● EXERCISE REQUIREMENTS
Every record below should be repeated word for word, with the pictures left out.

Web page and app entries

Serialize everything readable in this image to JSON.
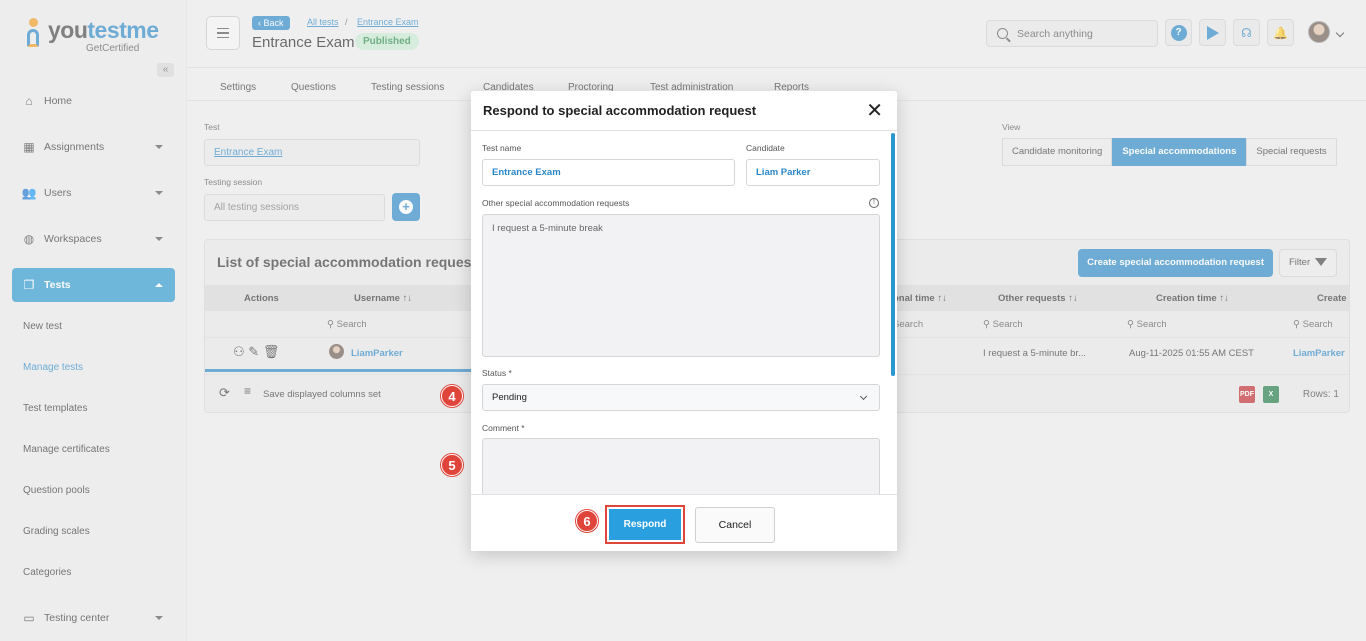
{
  "brand": {
    "name_part1": "you",
    "name_part2": "testme",
    "tagline": "GetCertified"
  },
  "sidebar": {
    "collapse_label": "«",
    "items": [
      {
        "label": "Home",
        "icon": "home-icon"
      },
      {
        "label": "Assignments",
        "icon": "assignments-icon"
      },
      {
        "label": "Users",
        "icon": "users-icon"
      },
      {
        "label": "Workspaces",
        "icon": "globe-icon"
      },
      {
        "label": "Tests",
        "icon": "tests-icon"
      },
      {
        "label": "Testing center",
        "icon": "monitor-icon"
      }
    ],
    "sub_items": [
      "New test",
      "Manage tests",
      "Test templates",
      "Manage certificates",
      "Question pools",
      "Grading scales",
      "Categories"
    ]
  },
  "header": {
    "back_label": "Back",
    "crumbs": [
      "All tests",
      "Entrance Exam"
    ],
    "crumb_sep": "/",
    "title": "Entrance Exam",
    "status_badge": "Published",
    "search_placeholder": "Search anything",
    "help_label": "?"
  },
  "tabs": [
    "Settings",
    "Questions",
    "Testing sessions",
    "Candidates",
    "Proctoring",
    "Test administration",
    "Reports"
  ],
  "filters": {
    "test_label": "Test",
    "test_value": "Entrance Exam",
    "session_label": "Testing session",
    "session_placeholder": "All testing sessions",
    "add_label": "+",
    "view_label": "View",
    "view_options": [
      "Candidate monitoring",
      "Special accommodations",
      "Special requests"
    ]
  },
  "grid": {
    "title": "List of special accommodation requests",
    "create_label": "Create special accommodation request",
    "filter_label": "Filter",
    "columns": {
      "actions": "Actions",
      "username": "Username ↑↓",
      "additional_time": "onal time ↑↓",
      "other_requests": "Other requests ↑↓",
      "creation_time": "Creation time ↑↓",
      "created_by": "Create"
    },
    "search_label": "Search",
    "row": {
      "username": "LiamParker",
      "other_requests": "I request a 5-minute br...",
      "creation_time": "Aug-11-2025 01:55 AM CEST",
      "created_by": "LiamParker"
    },
    "footer": {
      "save_columns": "Save displayed columns set",
      "rows": "Rows: 1",
      "pdf": "PDF",
      "xls": "X"
    }
  },
  "modal": {
    "title": "Respond to special accommodation request",
    "close": "✕",
    "test_name_label": "Test name",
    "test_name_value": "Entrance Exam",
    "candidate_label": "Candidate",
    "candidate_value": "Liam Parker",
    "other_label": "Other special accommodation requests",
    "other_value": "I request a 5-minute break",
    "info": "!",
    "status_label": "Status *",
    "status_value": "Pending",
    "comment_label": "Comment *",
    "respond_label": "Respond",
    "cancel_label": "Cancel"
  },
  "steps": [
    "4",
    "5",
    "6"
  ],
  "colors": {
    "primary": "#2a87c7",
    "step": "#e0453b",
    "published": "#c8ecd3"
  }
}
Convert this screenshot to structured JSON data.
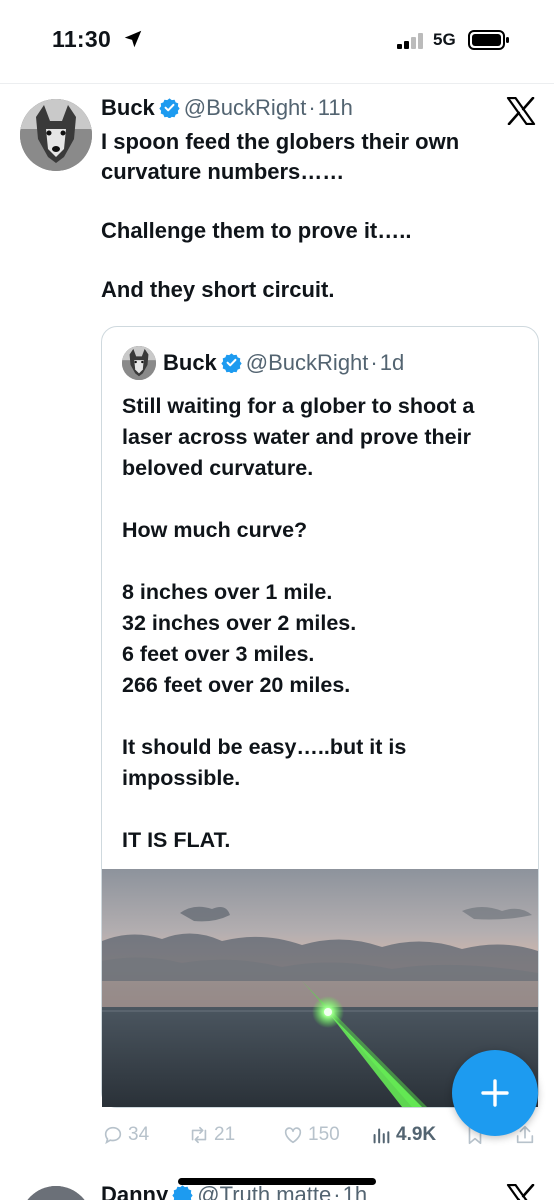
{
  "status_bar": {
    "time": "11:30",
    "network": "5G"
  },
  "tweet": {
    "author_name": "Buck",
    "handle": "@BuckRight",
    "separator": "·",
    "time": "11h",
    "lines": [
      "I spoon feed the globers their own curvature numbers……",
      "Challenge them to prove it…..",
      "And they short circuit."
    ]
  },
  "quote": {
    "author_name": "Buck",
    "handle": "@BuckRight",
    "separator": "·",
    "time": "1d",
    "paragraphs": [
      "Still waiting for a glober to shoot a laser across water and prove their beloved curvature.",
      "How much curve?",
      "8 inches over 1 mile.\n32 inches  over 2 miles.\n6 feet over 3 miles.\n266 feet over 20 miles.",
      "It should be easy…..but it is impossible.",
      "IT IS FLAT."
    ]
  },
  "actions": {
    "replies": "34",
    "reposts": "21",
    "likes": "150",
    "views": "4.9K"
  },
  "next_tweet": {
    "author_name": "Danny",
    "handle": "@Truth matte",
    "separator": "·",
    "time": "1h"
  },
  "icons": [
    "location-arrow-icon",
    "signal-icon",
    "battery-icon",
    "verified-badge-icon",
    "x-logo-icon",
    "reply-icon",
    "repost-icon",
    "like-icon",
    "views-icon",
    "bookmark-icon",
    "share-icon",
    "plus-icon"
  ],
  "colors": {
    "accent": "#1d9bf0",
    "text": "#0f1419",
    "secondary": "#536471",
    "action_gray": "#b7c2cb",
    "border": "#cfd9de"
  }
}
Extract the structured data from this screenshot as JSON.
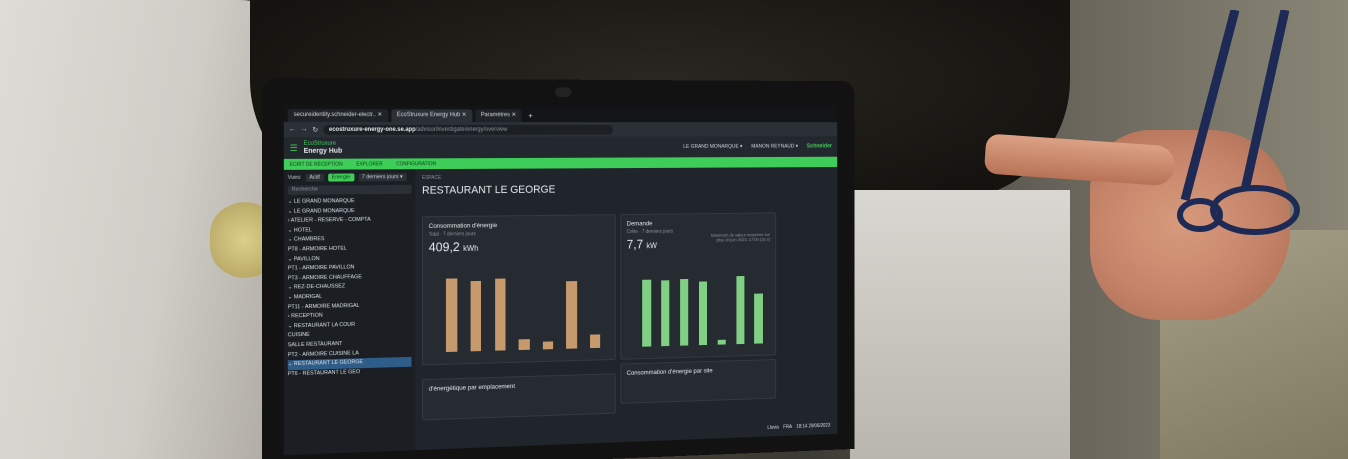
{
  "browser": {
    "tabs": [
      {
        "label": "secureidentity.schneider-electr.. ✕"
      },
      {
        "label": "EcoStruxure Energy Hub  ✕"
      },
      {
        "label": "Paramètres  ✕"
      }
    ],
    "new_tab": "+",
    "url_host": "ecostruxure-energy-one.se.app",
    "url_path": "/advisor/investigate/energy/overview"
  },
  "app": {
    "brand_top": "EcoStruxure",
    "brand_name": "Energy Hub",
    "site_selector": "LE GRAND MONARQUE ▾",
    "user": "MANON REYNAUD ▾",
    "logo": "Schneider"
  },
  "nav": {
    "items": [
      "ECRIT DE RÉCEPTION",
      "EXPLORER",
      "CONFIGURATION"
    ]
  },
  "filters": {
    "view_label": "Vues:",
    "opt1": "Actif",
    "opt2": "Énergie",
    "period": "7 derniers jours ▾",
    "search_placeholder": "Recherche"
  },
  "tree": [
    "⌄ LE GRAND MONARQUE",
    "  ⌄ LE GRAND MONARQUE",
    "    › ATELIER - RESERVE - COMPTA",
    "    ⌄ HOTEL",
    "      ⌄ CHAMBRES",
    "          PT8 - ARMOIRE HOTEL",
    "      ⌄ PAVILLON",
    "          PT1 - ARMOIRE PAVILLON",
    "        PT3 - ARMOIRE CHAUFFAGE",
    "    ⌄ REZ-DE-CHAUSSEZ",
    "      ⌄ MADRIGAL",
    "          PT11 - ARMOIRE MADRIGAL",
    "      › RECEPTION",
    "      ⌄ RESTAURANT LA COUR",
    "          CUISINE",
    "          SALLE RESTAURANT",
    "          PT2 - ARMOIRE CUISINE LA",
    "      ⌄ RESTAURANT LE GEORGE",
    "          PT6 - RESTAURANT LE GEO"
  ],
  "main": {
    "crumb": "ESPACE",
    "title": "RESTAURANT LE GEORGE"
  },
  "cards": {
    "energy": {
      "title": "Consommation d'énergie",
      "sub": "Total · 7 derniers jours",
      "value": "409,2",
      "unit": "kWh",
      "bars": [
        0.94,
        0.9,
        0.93,
        0.14,
        0.1,
        0.88,
        0.18
      ],
      "color": "#c79a6e"
    },
    "demand": {
      "title": "Demande",
      "sub": "Crête · 7 derniers jours",
      "value": "7,7",
      "unit": "kW",
      "note": "Maximum de valeur moyenne sur plus 10 juin 2023, 17:00 (15 s)",
      "bars": [
        0.88,
        0.86,
        0.88,
        0.84,
        0.06,
        0.9,
        0.66
      ],
      "color": "#7fcf84"
    },
    "energy_site": {
      "title": "Consommation d'énergie par site"
    },
    "energy_loc": {
      "title": "d'énergétique par emplacement"
    }
  },
  "taskbar": {
    "lang": "FRA",
    "time": "18:14",
    "date": "29/06/2023",
    "weather": "Lluvia"
  }
}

● TASK ANSWER
Serialize everything readable in this image to JSON.
{
  "brand": {
    "name_part1": "you",
    "name_part2": "testme",
    "tagline": "GetCertified"
  },
  "sidebar": {
    "collapse_label": "«",
    "items": [
      {
        "label": "Home",
        "icon": "home-icon"
      },
      {
        "label": "Assignments",
        "icon": "assignments-icon"
      },
      {
        "label": "Users",
        "icon": "users-icon"
      },
      {
        "label": "Workspaces",
        "icon": "globe-icon"
      },
      {
        "label": "Tests",
        "icon": "tests-icon"
      },
      {
        "label": "Testing center",
        "icon": "monitor-icon"
      }
    ],
    "sub_items": [
      "New test",
      "Manage tests",
      "Test templates",
      "Manage certificates",
      "Question pools",
      "Grading scales",
      "Categories"
    ]
  },
  "header": {
    "back_label": "Back",
    "crumbs": [
      "All tests",
      "Entrance Exam"
    ],
    "crumb_sep": "/",
    "title": "Entrance Exam",
    "status_badge": "Published",
    "search_placeholder": "Search anything",
    "help_label": "?"
  },
  "tabs": [
    "Settings",
    "Questions",
    "Testing sessions",
    "Candidates",
    "Proctoring",
    "Test administration",
    "Reports"
  ],
  "filters": {
    "test_label": "Test",
    "test_value": "Entrance Exam",
    "session_label": "Testing session",
    "session_placeholder": "All testing sessions",
    "add_label": "+",
    "view_label": "View",
    "view_options": [
      "Candidate monitoring",
      "Special accommodations",
      "Special requests"
    ]
  },
  "grid": {
    "title": "List of special accommodation requests",
    "create_label": "Create special accommodation request",
    "filter_label": "Filter",
    "columns": {
      "actions": "Actions",
      "username": "Username ↑↓",
      "additional_time": "onal time ↑↓",
      "other_requests": "Other requests ↑↓",
      "creation_time": "Creation time ↑↓",
      "created_by": "Create"
    },
    "search_label": "Search",
    "row": {
      "username": "LiamParker",
      "other_requests": "I request a 5-minute br...",
      "creation_time": "Aug-11-2025 01:55 AM CEST",
      "created_by": "LiamParker"
    },
    "footer": {
      "save_columns": "Save displayed columns set",
      "rows": "Rows: 1",
      "pdf": "PDF",
      "xls": "X"
    }
  },
  "modal": {
    "title": "Respond to special accommodation request",
    "close": "✕",
    "test_name_label": "Test name",
    "test_name_value": "Entrance Exam",
    "candidate_label": "Candidate",
    "candidate_value": "Liam Parker",
    "other_label": "Other special accommodation requests",
    "other_value": "I request a 5-minute break",
    "info": "!",
    "status_label": "Status *",
    "status_value": "Pending",
    "comment_label": "Comment *",
    "respond_label": "Respond",
    "cancel_label": "Cancel"
  },
  "steps": [
    "4",
    "5",
    "6"
  ],
  "colors": {
    "primary": "#2a87c7",
    "step": "#e0453b",
    "published": "#c8ecd3"
  }
}
Convert this screenshot to structured JSON data.
{
  "status_bar": {
    "time": "11:30",
    "network": "5G"
  },
  "tweet": {
    "author_name": "Buck",
    "handle": "@BuckRight",
    "separator": "·",
    "time": "11h",
    "lines": [
      "I spoon feed the globers their own curvature numbers……",
      "Challenge them to prove it…..",
      "And they short circuit."
    ]
  },
  "quote": {
    "author_name": "Buck",
    "handle": "@BuckRight",
    "separator": "·",
    "time": "1d",
    "paragraphs": [
      "Still waiting for a glober to shoot a laser across water and prove their beloved curvature.",
      "How much curve?",
      "8 inches over 1 mile.\n32 inches  over 2 miles.\n6 feet over 3 miles.\n266 feet over 20 miles.",
      "It should be easy…..but it is impossible.",
      "IT IS FLAT."
    ]
  },
  "actions": {
    "replies": "34",
    "reposts": "21",
    "likes": "150",
    "views": "4.9K"
  },
  "next_tweet": {
    "author_name": "Danny",
    "handle": "@Truth matte",
    "separator": "·",
    "time": "1h"
  },
  "icons": [
    "location-arrow-icon",
    "signal-icon",
    "battery-icon",
    "verified-badge-icon",
    "x-logo-icon",
    "reply-icon",
    "repost-icon",
    "like-icon",
    "views-icon",
    "bookmark-icon",
    "share-icon",
    "plus-icon"
  ],
  "colors": {
    "accent": "#1d9bf0",
    "text": "#0f1419",
    "secondary": "#536471",
    "action_gray": "#b7c2cb",
    "border": "#cfd9de"
  }
}
Extract the structured data from this screenshot as JSON.
{
  "browser": {
    "tabs": [
      {
        "label": "secureidentity.schneider-electr.. ✕"
      },
      {
        "label": "EcoStruxure Energy Hub  ✕"
      },
      {
        "label": "Paramètres  ✕"
      }
    ],
    "new_tab": "+",
    "url_host": "ecostruxure-energy-one.se.app",
    "url_path": "/advisor/investigate/energy/overview"
  },
  "app": {
    "brand_top": "EcoStruxure",
    "brand_name": "Energy Hub",
    "site_selector": "LE GRAND MONARQUE ▾",
    "user": "MANON REYNAUD ▾",
    "logo": "Schneider"
  },
  "nav": {
    "items": [
      "ECRIT DE RÉCEPTION",
      "EXPLORER",
      "CONFIGURATION"
    ]
  },
  "filters": {
    "view_label": "Vues:",
    "opt1": "Actif",
    "opt2": "Énergie",
    "period": "7 derniers jours ▾",
    "search_placeholder": "Recherche"
  },
  "tree": [
    "⌄ LE GRAND MONARQUE",
    "  ⌄ LE GRAND MONARQUE",
    "    › ATELIER - RESERVE - COMPTA",
    "    ⌄ HOTEL",
    "      ⌄ CHAMBRES",
    "          PT8 - ARMOIRE HOTEL",
    "      ⌄ PAVILLON",
    "          PT1 - ARMOIRE PAVILLON",
    "        PT3 - ARMOIRE CHAUFFAGE",
    "    ⌄ REZ-DE-CHAUSSEZ",
    "      ⌄ MADRIGAL",
    "          PT11 - ARMOIRE MADRIGAL",
    "      › RECEPTION",
    "      ⌄ RESTAURANT LA COUR",
    "          CUISINE",
    "          SALLE RESTAURANT",
    "          PT2 - ARMOIRE CUISINE LA",
    "      ⌄ RESTAURANT LE GEORGE",
    "          PT6 - RESTAURANT LE GEO"
  ],
  "main": {
    "crumb": "ESPACE",
    "title": "RESTAURANT LE GEORGE"
  },
  "cards": {
    "energy": {
      "title": "Consommation d'énergie",
      "sub": "Total · 7 derniers jours",
      "value": "409,2",
      "unit": "kWh",
      "bars": [
        0.94,
        0.9,
        0.93,
        0.14,
        0.1,
        0.88,
        0.18
      ],
      "color": "#c79a6e"
    },
    "demand": {
      "title": "Demande",
      "sub": "Crête · 7 derniers jours",
      "value": "7,7",
      "unit": "kW",
      "note": "Maximum de valeur moyenne sur plus 10 juin 2023, 17:00 (15 s)",
      "bars": [
        0.88,
        0.86,
        0.88,
        0.84,
        0.06,
        0.9,
        0.66
      ],
      "color": "#7fcf84"
    },
    "energy_site": {
      "title": "Consommation d'énergie par site"
    },
    "energy_loc": {
      "title": "d'énergétique par emplacement"
    }
  },
  "taskbar": {
    "lang": "FRA",
    "time": "18:14",
    "date": "29/06/2023",
    "weather": "Lluvia"
  }
}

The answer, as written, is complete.